* EXERCISE INSTRUCTIONS: The word "Ristoranti" turns up on some lines of this data; say how many, and give no other text.

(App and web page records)

++++++

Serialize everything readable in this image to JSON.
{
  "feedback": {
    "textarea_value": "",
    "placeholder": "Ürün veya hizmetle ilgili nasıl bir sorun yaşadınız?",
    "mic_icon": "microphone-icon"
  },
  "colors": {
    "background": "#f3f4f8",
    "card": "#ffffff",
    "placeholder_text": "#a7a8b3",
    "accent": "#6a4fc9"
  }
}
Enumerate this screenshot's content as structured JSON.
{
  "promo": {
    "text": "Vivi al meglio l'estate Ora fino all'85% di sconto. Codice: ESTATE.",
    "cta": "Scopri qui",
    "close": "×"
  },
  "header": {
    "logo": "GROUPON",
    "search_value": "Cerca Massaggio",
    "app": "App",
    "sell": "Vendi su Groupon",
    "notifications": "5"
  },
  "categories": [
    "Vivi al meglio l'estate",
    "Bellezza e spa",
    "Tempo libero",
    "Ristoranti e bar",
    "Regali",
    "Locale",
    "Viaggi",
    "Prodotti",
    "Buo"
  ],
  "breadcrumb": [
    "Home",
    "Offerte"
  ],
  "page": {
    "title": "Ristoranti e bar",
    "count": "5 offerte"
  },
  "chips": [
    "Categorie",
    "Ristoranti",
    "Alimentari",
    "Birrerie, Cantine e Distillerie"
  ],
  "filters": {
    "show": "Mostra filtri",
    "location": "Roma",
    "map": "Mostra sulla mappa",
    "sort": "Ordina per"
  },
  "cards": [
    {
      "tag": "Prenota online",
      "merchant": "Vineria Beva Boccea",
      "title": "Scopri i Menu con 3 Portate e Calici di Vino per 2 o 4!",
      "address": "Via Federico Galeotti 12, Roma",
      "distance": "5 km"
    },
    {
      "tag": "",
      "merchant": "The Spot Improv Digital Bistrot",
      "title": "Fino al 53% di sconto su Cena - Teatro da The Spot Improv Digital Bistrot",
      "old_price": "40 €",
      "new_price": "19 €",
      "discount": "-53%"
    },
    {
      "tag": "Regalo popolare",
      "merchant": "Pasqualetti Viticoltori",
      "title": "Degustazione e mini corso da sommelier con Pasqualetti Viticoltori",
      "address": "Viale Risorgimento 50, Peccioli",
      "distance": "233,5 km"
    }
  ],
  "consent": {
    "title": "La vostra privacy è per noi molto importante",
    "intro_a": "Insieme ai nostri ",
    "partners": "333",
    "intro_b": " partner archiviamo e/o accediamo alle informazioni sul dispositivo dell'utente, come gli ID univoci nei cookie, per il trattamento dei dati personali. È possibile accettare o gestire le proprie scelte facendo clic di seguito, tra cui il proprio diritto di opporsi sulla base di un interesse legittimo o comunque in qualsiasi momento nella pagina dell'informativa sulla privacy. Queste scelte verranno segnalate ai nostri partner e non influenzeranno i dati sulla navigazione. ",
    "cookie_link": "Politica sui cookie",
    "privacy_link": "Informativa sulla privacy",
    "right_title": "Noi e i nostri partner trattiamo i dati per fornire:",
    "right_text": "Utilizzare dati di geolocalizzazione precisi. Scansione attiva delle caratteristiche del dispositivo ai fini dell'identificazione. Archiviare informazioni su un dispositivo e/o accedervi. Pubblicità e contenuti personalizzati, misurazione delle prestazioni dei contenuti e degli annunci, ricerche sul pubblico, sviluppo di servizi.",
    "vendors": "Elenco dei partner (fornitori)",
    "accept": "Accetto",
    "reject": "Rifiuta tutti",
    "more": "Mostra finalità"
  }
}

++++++

* RESPONSE TO THE TASK: 3